To determine whether coral larvae exhibited a response to general reef noise (rather than to a specific source of reef noise), we broadcast a compilation of recordings of coral reef sounds, which incorporated variation in reef noise due to time-of-day, season, habitat, and depth. Reef sounds were recorded using an omnidirectional hydrophone (HiTech HTI-96-MIN with inbuilt preamplifier, High Tech Inc., Gulfport MS) and an Edirol R-1 24-Bit recorder (44.1 kHz sampling rate, Roland Systems Group, Bellingham WA). Recorded sounds were played back using Electrovoice UW-30 underwater speakers (output level 153 dB re 1 µPa at 1 m, frequency response 0.1 to 10 kHz, Lubell Labs Inc., Columbus OH), and were broadcast from the 3 speakers in synchrony. The broadcast sound consisted of 15 different 3-minute recordings to avoid potential pseudoreplication introduced by using a single recording in playback experiments , creating a 45-minute-loop which was played continuously throughout the night. The recordings consisted of pops and grunts made by fishes, background crackling sounds produced by snapping shrimp and occasional sounds of animals feeding, moving, and calling. These sounds were recorded at a variety of different locations (Piscadera, Spaanse Water), habitats (reef plateau at 5 m, reef slope at 15 m), dates (August 2006, March 2007) and lunar phases (over a 20 day period in March 2007), and times of day and night (between 0715 and 2200 h). To determine whether there was a measurable gradient in sound in the chamber, we took recordings during playback at three locations along the axis of each chamber, and used Avisoft-SASLab Pro (Avisoft Bioacoustics, Berlin, Germany) to calculate the mean RMS (Root Mean Square) broadband intensity at each location. We used recordings of a pure tone 1000 Hz sine wave produced by a signal generator (TTi TG230, Thurlby Thandar Instruments, Huntingdon UK) and the manufacturer's calibration of the hydrophone to calibrate the recordings to dB re 1 µPa (Figure 3). Acoustic pressure was 148.9 dB re 1 µPa at the near end compared to 144.5 dB re 1 µPa at the far end of the chamber, demonstrating a clear gradient in pressure level through the chamber, and implying that geometric spreading from the speakers was approximately cylindrical in nature: RL=SL – 11.1 log (R/Rref). Using p=ρcv (where p= pressure in Pa, ρ= water density in kg m−3, c= speed of sound in m s−1, and v= particle velocity in m s−1), the gradient in particle velocity in the choice chamber was from 9.64×10−8 m s−1 at the near end to 9.35×10−8 m s−1 at the far end.

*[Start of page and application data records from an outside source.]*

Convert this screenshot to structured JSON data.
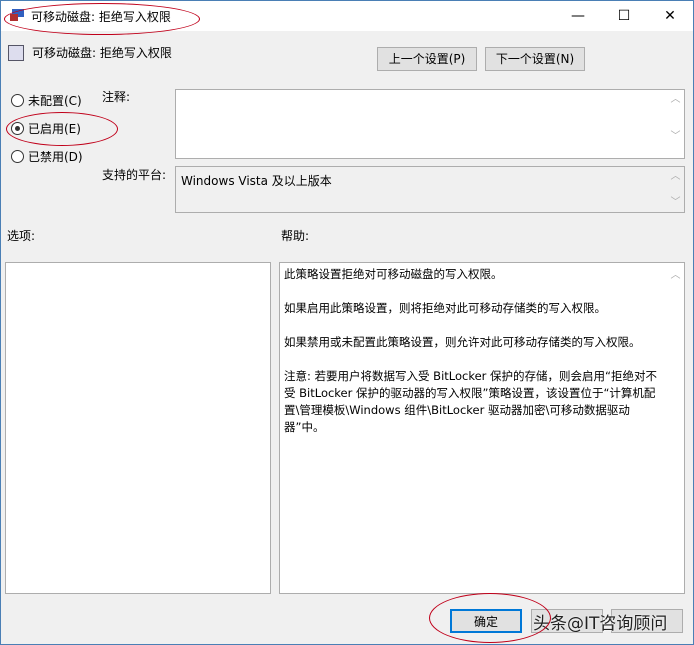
{
  "window": {
    "title": "可移动磁盘: 拒绝写入权限",
    "minimize": "—",
    "maximize": "☐",
    "close": "✕"
  },
  "header": {
    "title": "可移动磁盘: 拒绝写入权限",
    "prev_button": "上一个设置(P)",
    "next_button": "下一个设置(N)"
  },
  "radios": [
    {
      "label": "未配置(C)",
      "checked": false
    },
    {
      "label": "已启用(E)",
      "checked": true
    },
    {
      "label": "已禁用(D)",
      "checked": false
    }
  ],
  "comment_label": "注释:",
  "platform_label": "支持的平台:",
  "platform_value": "Windows Vista 及以上版本",
  "options_label": "选项:",
  "help_label": "帮助:",
  "help_paragraphs": [
    "此策略设置拒绝对可移动磁盘的写入权限。",
    "如果启用此策略设置，则将拒绝对此可移动存储类的写入权限。",
    "如果禁用或未配置此策略设置，则允许对此可移动存储类的写入权限。",
    "注意: 若要用户将数据写入受 BitLocker 保护的存储，则会启用“拒绝对不受 BitLocker 保护的驱动器的写入权限”策略设置，该设置位于“计算机配置\\管理模板\\Windows 组件\\BitLocker 驱动器加密\\可移动数据驱动器”中。"
  ],
  "footer": {
    "ok_button": "确定",
    "watermark": "头条@IT咨询顾问"
  }
}
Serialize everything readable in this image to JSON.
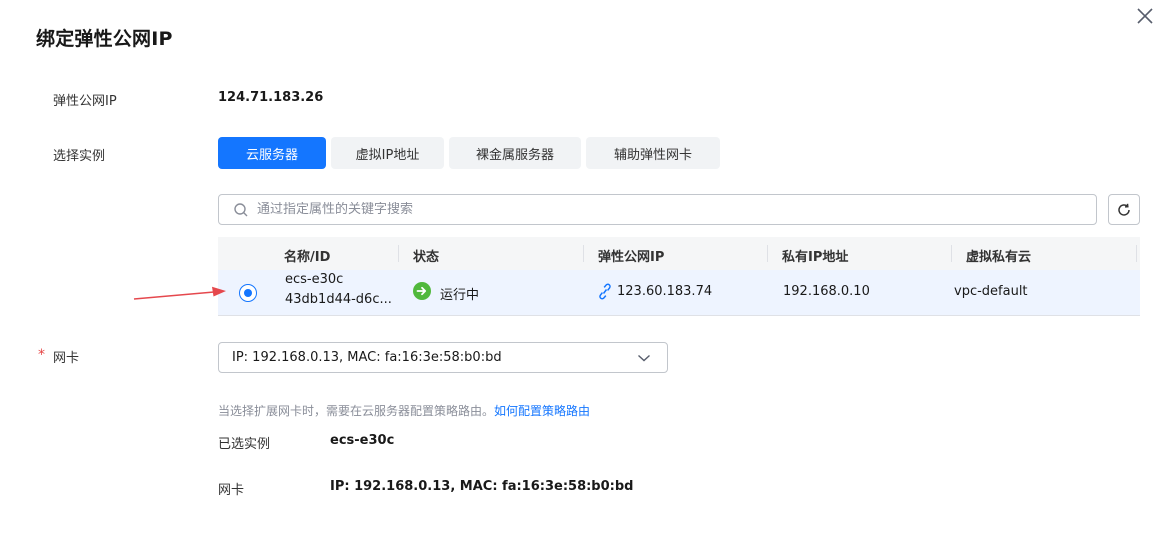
{
  "dialog": {
    "title": "绑定弹性公网IP"
  },
  "eip": {
    "label": "弹性公网IP",
    "value": "124.71.183.26"
  },
  "instance_select": {
    "label": "选择实例",
    "tabs": [
      "云服务器",
      "虚拟IP地址",
      "裸金属服务器",
      "辅助弹性网卡"
    ],
    "active_tab": "云服务器"
  },
  "search": {
    "placeholder": "通过指定属性的关键字搜索"
  },
  "table": {
    "columns": [
      "名称/ID",
      "状态",
      "弹性公网IP",
      "私有IP地址",
      "虚拟私有云"
    ],
    "rows": [
      {
        "name": "ecs-e30c",
        "id": "43db1d44-d6c...",
        "status": "运行中",
        "eip": "123.60.183.74",
        "private_ip": "192.168.0.10",
        "vpc": "vpc-default",
        "selected": true
      }
    ]
  },
  "nic": {
    "required_mark": "*",
    "label": "网卡",
    "value": "IP: 192.168.0.13, MAC: fa:16:3e:58:b0:bd"
  },
  "hint": {
    "text": "当选择扩展网卡时，需要在云服务器配置策略路由。",
    "link": "如何配置策略路由"
  },
  "summary": {
    "selected_instance_label": "已选实例",
    "selected_instance_value": "ecs-e30c",
    "nic_label": "网卡",
    "nic_value": "IP: 192.168.0.13, MAC: fa:16:3e:58:b0:bd"
  },
  "colors": {
    "accent": "#1476ff",
    "status_running": "#50b83c",
    "required": "#e54545",
    "annotation_arrow": "#e5484d"
  }
}
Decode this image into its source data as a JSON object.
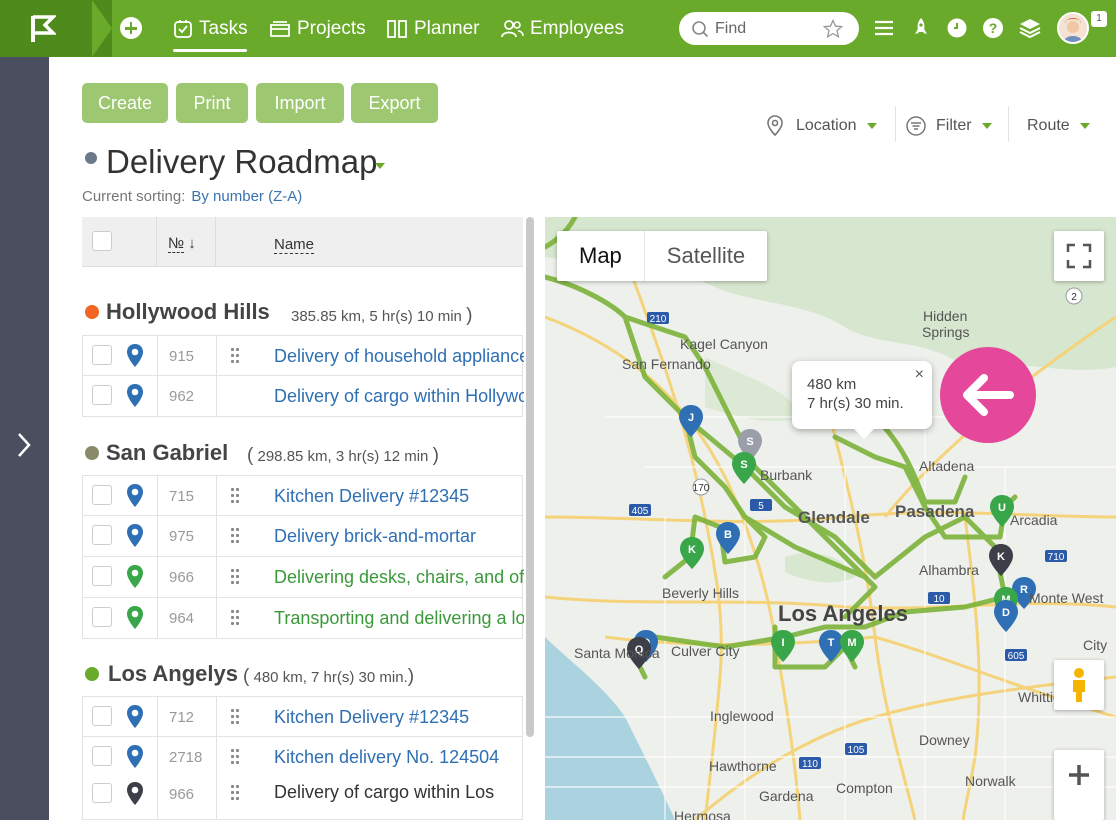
{
  "nav": {
    "items": [
      {
        "label": "Tasks",
        "icon": "tasks-icon",
        "active": true
      },
      {
        "label": "Projects",
        "icon": "projects-icon"
      },
      {
        "label": "Planner",
        "icon": "planner-icon"
      },
      {
        "label": "Employees",
        "icon": "employees-icon"
      }
    ],
    "search_placeholder": "Find",
    "notification_count": "1"
  },
  "toolbar": {
    "create": "Create",
    "print": "Print",
    "import": "Import",
    "export": "Export",
    "location": "Location",
    "filter": "Filter",
    "route": "Route"
  },
  "page": {
    "title": "Delivery Roadmap",
    "sorting_label": "Current sorting:",
    "sorting_value": "By number (Z-A)"
  },
  "table": {
    "col_number": "№",
    "col_sort_arrow": "↓",
    "col_name": "Name"
  },
  "groups": [
    {
      "name": "Hollywood Hills",
      "meta_open": "",
      "meta": "385.85 km, 5 hr(s) 10 min",
      "meta_close": ")",
      "color": "#f26522",
      "rows": [
        {
          "num": "915",
          "name": "Delivery of household appliances",
          "pin": "blue"
        },
        {
          "num": "962",
          "name": "Delivery of cargo within Hollywood",
          "pin": "blue"
        }
      ]
    },
    {
      "name": "San Gabriel",
      "meta_open": "(",
      "meta": "298.85 km, 3 hr(s) 12 min",
      "meta_close": ")",
      "color": "#8a8a6a",
      "rows": [
        {
          "num": "715",
          "name": "Kitchen Delivery #12345",
          "pin": "blue"
        },
        {
          "num": "975",
          "name": "Delivery brick-and-mortar",
          "pin": "blue"
        },
        {
          "num": "966",
          "name": "Delivering desks, chairs, and office",
          "pin": "green"
        },
        {
          "num": "964",
          "name": "Transporting and delivering a lot",
          "pin": "green"
        }
      ]
    },
    {
      "name": "Los Angelys",
      "meta_open": "(",
      "meta": "480 km, 7 hr(s) 30 min.",
      "meta_close": ")",
      "color": "#6aaa2a",
      "rows": [
        {
          "num": "712",
          "name": "Kitchen Delivery #12345",
          "pin": "blue"
        },
        {
          "num": "2718",
          "name": "Kitchen delivery No. 124504",
          "pin": "blue"
        },
        {
          "num": "966",
          "name": "Delivery of cargo within Los",
          "pin": "dark"
        }
      ]
    }
  ],
  "map": {
    "type_map": "Map",
    "type_satellite": "Satellite",
    "popup_distance": "480 km",
    "popup_time": "7 hr(s) 30 min.",
    "popup_close": "×",
    "labels": {
      "kagel": "Kagel Canyon",
      "sanfernando": "San Fernando",
      "hidden1": "Hidden",
      "hidden2": "Springs",
      "altadena": "Altadena",
      "burbank": "Burbank",
      "glendale": "Glendale",
      "pasadena": "Pasadena",
      "arcadia": "Arcadia",
      "alhambra": "Alhambra",
      "beverly": "Beverly Hills",
      "losangeles": "Los Angeles",
      "montewest": "Monte West",
      "santamonica": "Santa Monica",
      "culver": "Culver City",
      "inglewood": "Inglewood",
      "downey": "Downey",
      "hawthorne": "Hawthorne",
      "norwalk": "Norwalk",
      "gardena": "Gardena",
      "compton": "Compton",
      "whittier": "Whittie",
      "city": "City",
      "hermosa": "Hermosa"
    },
    "route_color": "#7cb33a",
    "pin_colors": {
      "blue": "#2f6fb4",
      "green": "#3aa64a",
      "dark": "#3c3f48"
    }
  },
  "colors": {
    "brand": "#6aaa2a",
    "accent": "#e5479a",
    "rail": "#4b4e5e",
    "button": "#9dc770"
  }
}
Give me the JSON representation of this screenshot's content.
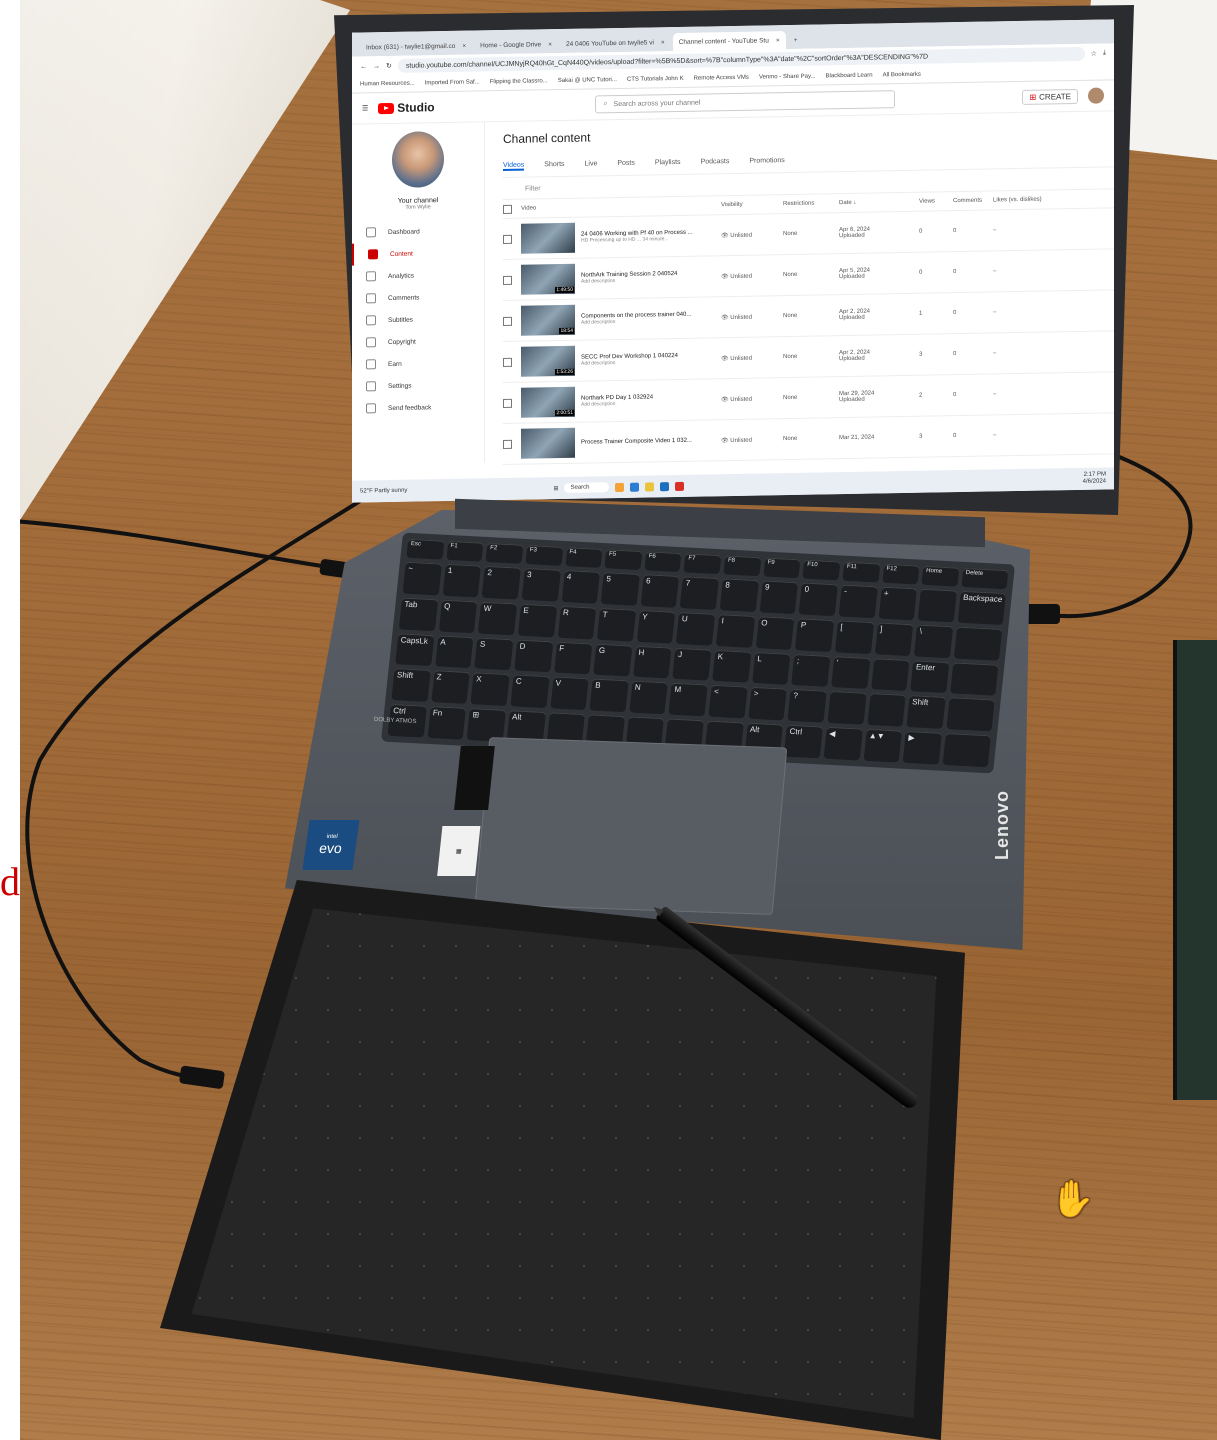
{
  "margin_letter": "d",
  "browser": {
    "tabs": [
      {
        "label": "Inbox (631) - twylie1@gmail.co",
        "active": false
      },
      {
        "label": "Home - Google Drive",
        "active": false
      },
      {
        "label": "24 0406 YouTube on twylie5 vi",
        "active": false
      },
      {
        "label": "Channel content - YouTube Stu",
        "active": true
      }
    ],
    "url": "studio.youtube.com/channel/UCJMNyjRQ40hGt_CqN440Q/videos/upload?filter=%5B%5D&sort=%7B\"columnType\"%3A\"date\"%2C\"sortOrder\"%3A\"DESCENDING\"%7D",
    "bookmarks": [
      "Human Resources...",
      "Imported From Saf...",
      "Flipping the Classro...",
      "Sakai @ UNC Tutori...",
      "CTS Tutorials John K",
      "Remote Access VMs",
      "Venmo - Share Pay...",
      "Blackboard Learn",
      "All Bookmarks"
    ]
  },
  "studio": {
    "logo": "Studio",
    "search_placeholder": "Search across your channel",
    "create_label": "CREATE",
    "your_channel": "Your channel",
    "channel_name": "Tom Wylie",
    "nav": [
      "Dashboard",
      "Content",
      "Analytics",
      "Comments",
      "Subtitles",
      "Copyright",
      "Earn",
      "Settings",
      "Send feedback"
    ],
    "page_title": "Channel content",
    "tabs": [
      "Videos",
      "Shorts",
      "Live",
      "Posts",
      "Playlists",
      "Podcasts",
      "Promotions"
    ],
    "filter_placeholder": "Filter",
    "columns": [
      "Video",
      "Visibility",
      "Restrictions",
      "Date ↓",
      "Views",
      "Comments",
      "Likes (vs. dislikes)"
    ],
    "rows": [
      {
        "title": "24 0406 Working with Pf 40 on Process ...",
        "sub": "HD Processing up to HD ... 34 minute...",
        "duration": "",
        "visibility": "Unlisted",
        "restrictions": "None",
        "date": "Apr 6, 2024",
        "status": "Uploaded",
        "views": "0",
        "comments": "0"
      },
      {
        "title": "NorthArk Training Session 2 040524",
        "sub": "Add description",
        "duration": "1:49:50",
        "visibility": "Unlisted",
        "restrictions": "None",
        "date": "Apr 5, 2024",
        "status": "Uploaded",
        "views": "0",
        "comments": "0"
      },
      {
        "title": "Components on the process trainer 040...",
        "sub": "Add description",
        "duration": "18:54",
        "visibility": "Unlisted",
        "restrictions": "None",
        "date": "Apr 2, 2024",
        "status": "Uploaded",
        "views": "1",
        "comments": "0"
      },
      {
        "title": "SECC Prof Dev Workshop 1 040224",
        "sub": "Add description",
        "duration": "1:53:26",
        "visibility": "Unlisted",
        "restrictions": "None",
        "date": "Apr 2, 2024",
        "status": "Uploaded",
        "views": "3",
        "comments": "0"
      },
      {
        "title": "Northark PD Day 1 032924",
        "sub": "Add description",
        "duration": "2:00:51",
        "visibility": "Unlisted",
        "restrictions": "None",
        "date": "Mar 29, 2024",
        "status": "Uploaded",
        "views": "2",
        "comments": "0"
      },
      {
        "title": "Process Trainer Composite Video 1 032...",
        "sub": "",
        "duration": "",
        "visibility": "Unlisted",
        "restrictions": "None",
        "date": "Mar 21, 2024",
        "status": "",
        "views": "3",
        "comments": "0"
      }
    ]
  },
  "taskbar": {
    "weather_temp": "52°F",
    "weather_desc": "Partly sunny",
    "search": "Search",
    "time": "2:17 PM",
    "date": "4/6/2024"
  },
  "keyboard": {
    "rows": [
      [
        "Esc",
        "F1",
        "F2",
        "F3",
        "F4",
        "F5",
        "F6",
        "F7",
        "F8",
        "F9",
        "F10",
        "F11",
        "F12",
        "Home",
        "Delete"
      ],
      [
        "~",
        "1",
        "2",
        "3",
        "4",
        "5",
        "6",
        "7",
        "8",
        "9",
        "0",
        "-",
        "+",
        "",
        "Backspace"
      ],
      [
        "Tab",
        "Q",
        "W",
        "E",
        "R",
        "T",
        "Y",
        "U",
        "I",
        "O",
        "P",
        "[",
        "]",
        "\\",
        ""
      ],
      [
        "CapsLk",
        "A",
        "S",
        "D",
        "F",
        "G",
        "H",
        "J",
        "K",
        "L",
        ";",
        "'",
        "",
        "Enter",
        ""
      ],
      [
        "Shift",
        "Z",
        "X",
        "C",
        "V",
        "B",
        "N",
        "M",
        "<",
        ">",
        "?",
        "",
        "",
        "Shift",
        ""
      ],
      [
        "Ctrl",
        "Fn",
        "⊞",
        "Alt",
        "",
        "",
        "",
        "",
        "",
        "Alt",
        "Ctrl",
        "◀",
        "▲▼",
        "▶",
        ""
      ]
    ]
  },
  "brand": {
    "laptop": "Lenovo",
    "evo": "evo",
    "intel": "intel",
    "dolby": "DOLBY ATMOS"
  },
  "colors": {
    "wood": "#a26c3a",
    "laptop": "#4b4f56",
    "tablet": "#1a1a1a",
    "accent_red": "#ff0000",
    "margin_text": "#cc0000"
  }
}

We are grateful to Marc Holderied, Andrew Jeffs, Mark Meekan, John Montgomery, and two anonymous reviewers for their valuable comments.
Competing Interests: The authors have declared that no competing interests exist.
Funding: KLM was supported by the Scripps Graduate Department and a National Science Foundation Graduate Research Fellowship. SDS was supported by the Natural Environment Research Council. CMH and IN were supported by a Vidi grant from the Netherlands Organization for Scientific Research (NWO). The funders had no role in study design, data collection and analysis, decision to publish, or preparation of the manuscript.